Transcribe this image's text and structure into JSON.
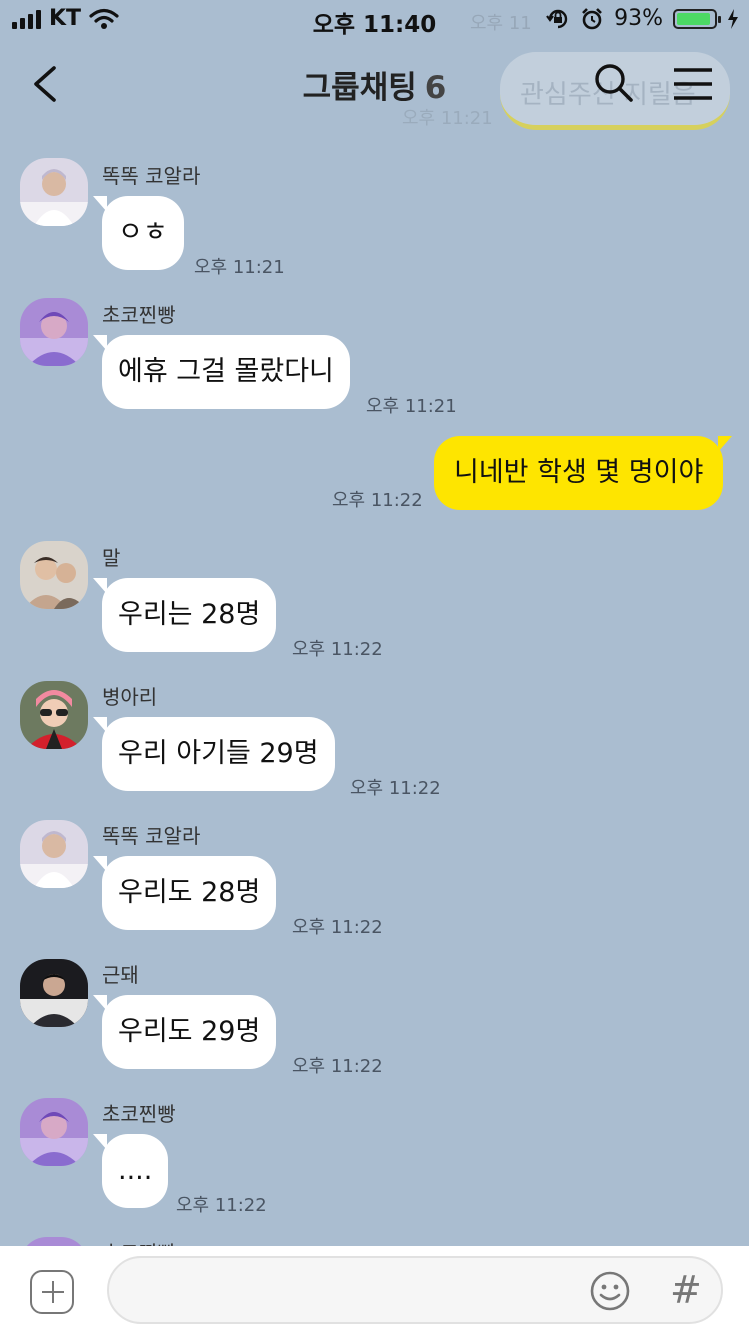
{
  "status_bar": {
    "carrier": "KT",
    "time": "오후 11:40",
    "battery": "93%",
    "battery_level": 0.93
  },
  "ghost": {
    "time_top": "오후 11",
    "time": "오후 11:21",
    "text": "관심주신 지릴음"
  },
  "header": {
    "title": "그룹채팅",
    "member_count": "6"
  },
  "messages": [
    {
      "sender": "똑똑 코알라",
      "text": "ㅇㅎ",
      "time": "오후 11:21"
    },
    {
      "sender": "초코찐빵",
      "text": "에휴 그걸 몰랐다니",
      "time": "오후 11:21"
    },
    {
      "text": "니네반 학생 몇 명이야",
      "time": "오후 11:22"
    },
    {
      "sender": "말",
      "text": "우리는 28명",
      "time": "오후 11:22"
    },
    {
      "sender": "병아리",
      "text": "우리 아기들 29명",
      "time": "오후 11:22"
    },
    {
      "sender": "똑똑 코알라",
      "text": "우리도 28명",
      "time": "오후 11:22"
    },
    {
      "sender": "근돼",
      "text": "우리도 29명",
      "time": "오후 11:22"
    },
    {
      "sender": "초코찐빵",
      "text": "....",
      "time": "오후 11:22"
    },
    {
      "sender": "초코찐빵"
    }
  ],
  "input": {
    "placeholder": "",
    "hash_symbol": "#"
  },
  "colors": {
    "background": "#aabdd0",
    "my_bubble": "#fee500",
    "other_bubble": "#ffffff",
    "battery": "#4cd964"
  }
}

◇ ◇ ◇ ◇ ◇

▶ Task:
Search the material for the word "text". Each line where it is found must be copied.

▶ Exercise answer:
Transcribe this image's text and structure into JSON.
    "text": "관심주신 지릴음"
      "text": "ㅇㅎ",
      "text": "에휴 그걸 몰랐다니",
      "text": "니네반 학생 몇 명이야",
      "text": "우리는 28명",
      "text": "우리 아기들 29명",
      "text": "우리도 28명",
      "text": "우리도 29명",
      "text": "....",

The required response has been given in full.